Anansi is the god of stories. He asked the Sky-God Nyama for his stories and wisdom. Nyama didn’t want to give Anansi the stories, but Anansi persisted and Nyama relented, telling Anansi he would grant teh tsories if Anansi brought him Onini the Python, the Mmoboro Hornets, Osebo the Leopard, and the Fairy Mmoatia. Anansi agreed, and he captured each of the Gods by tricking them. Upon returning with the final God, Nyama granted Anansi his stories. Thus, Anansi is the God of stories and a trickster.
In Elysée’s narrative, Is’Nana is one of Anansi’s sons and he travels from the Mother Kingdom to the physical realm. Here, he protects people from other Gods such as Osebo the Leopard. In the first story, Osebo takes control of Robert, a man who lives alone and feels lonely, disconnected from his family and friends. Is’Nana battles Osebo and defeats him, and then he stays, for a while with Robert. As they stay together, Robert and Is’Nana create a story. They collaborate on a narrative that will continue on long past Robert’s passing.
Is’Nana, early in the narrative, tells us about the importance of stories. As he watches individuals go about their daily lives, he sees lonely individuals, couples in love, and families. At one point, he sees a couple of street musicians, and he narrates, “Or when friends get together to express themselves through song and people gather to hear their stories.” Stories exist as a collaborative and communal act of transmission of knowledge and history, and when people create and listen, that transmission continues. Is’Nana points this out because he says, “Stories, that is all that is, stories, it is what we are and will become, some known, many forgotten. Will I be forgotten? I wonder.” Stories live within us, and stories live, morph, and change, after we die. They remain.
Stories, as well, provide the communal expression of existence. At the end of the story, Robert tells Is’Nana “stories of his past, and stories that excited him” and Robert asked Is’Nana about his stories. In this panel, we see Robert playing his saxophone, composing music. Is’Nana stands in the background cheering him on. When done, Robert falls asleep and Is’Nana tucks him in on the couch. Is’Nana lies on the floor, smiling, with sheets of music composition paper beside him, and he asks, “Am I to be one of many forgotten stories? Or a legend like my father.” Is’Nana asks, essentially, about his legacy. Will individuals remember him?

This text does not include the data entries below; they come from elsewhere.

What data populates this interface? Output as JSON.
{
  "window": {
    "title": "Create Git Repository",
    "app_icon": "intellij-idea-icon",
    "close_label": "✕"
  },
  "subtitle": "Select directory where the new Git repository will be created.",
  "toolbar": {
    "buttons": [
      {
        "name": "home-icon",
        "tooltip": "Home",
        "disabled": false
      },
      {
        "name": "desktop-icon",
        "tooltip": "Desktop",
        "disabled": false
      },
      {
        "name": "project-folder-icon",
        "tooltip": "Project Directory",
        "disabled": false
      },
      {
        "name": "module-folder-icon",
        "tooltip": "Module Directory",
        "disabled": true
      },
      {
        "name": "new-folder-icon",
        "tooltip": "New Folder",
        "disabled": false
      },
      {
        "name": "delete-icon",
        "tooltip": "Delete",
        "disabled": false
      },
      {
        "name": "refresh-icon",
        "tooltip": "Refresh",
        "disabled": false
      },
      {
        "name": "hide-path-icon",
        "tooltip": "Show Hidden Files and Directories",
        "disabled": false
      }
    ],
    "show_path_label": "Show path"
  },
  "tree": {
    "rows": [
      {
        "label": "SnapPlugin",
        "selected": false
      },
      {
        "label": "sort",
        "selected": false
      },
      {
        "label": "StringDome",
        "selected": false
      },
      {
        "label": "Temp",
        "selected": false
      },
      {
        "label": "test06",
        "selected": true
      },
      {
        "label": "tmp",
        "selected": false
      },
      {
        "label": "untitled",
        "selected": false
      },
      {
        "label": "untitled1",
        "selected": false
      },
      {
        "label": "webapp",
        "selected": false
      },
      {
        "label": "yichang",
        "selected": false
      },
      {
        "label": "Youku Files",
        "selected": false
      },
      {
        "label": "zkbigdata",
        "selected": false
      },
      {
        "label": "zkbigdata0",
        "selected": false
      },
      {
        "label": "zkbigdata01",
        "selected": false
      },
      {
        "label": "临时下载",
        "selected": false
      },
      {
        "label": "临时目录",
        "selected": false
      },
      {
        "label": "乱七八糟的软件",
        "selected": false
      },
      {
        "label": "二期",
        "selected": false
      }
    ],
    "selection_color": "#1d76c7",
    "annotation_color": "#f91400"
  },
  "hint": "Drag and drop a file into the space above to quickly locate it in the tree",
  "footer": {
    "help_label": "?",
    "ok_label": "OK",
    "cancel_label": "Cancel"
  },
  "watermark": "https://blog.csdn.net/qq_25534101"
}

In order for them to remember, there must be stories that carry him across generations and planes.
Is’Nana yawns and relishes the peace of the moment, and as he falls asleep on the floor, he thinks, “For I’ll cherish this story we created tonight.” Beside Is’Nana, we see the musical composition, and its title, “Is’Nana.” Robert created a story about Is’Nana, a story that will live on into the future, telling others about Is’Nana’s existence and acts. The world will remember him. They may shift the narrative some, adding parts of themselves to the story, but he will remain. The story becomes collective, collaborative, and generational, informing the future about the past. The creation of “Is’Nana” serves merely as the beginning because the story will become more as more individuals encounter it, interact with it, learn from it, and pass it on to future generations.
There is more I could say, but I will leave it there for now. What are your thoughts? Let me know in the comments below, and make sure to follow me on twitter @silaslapham.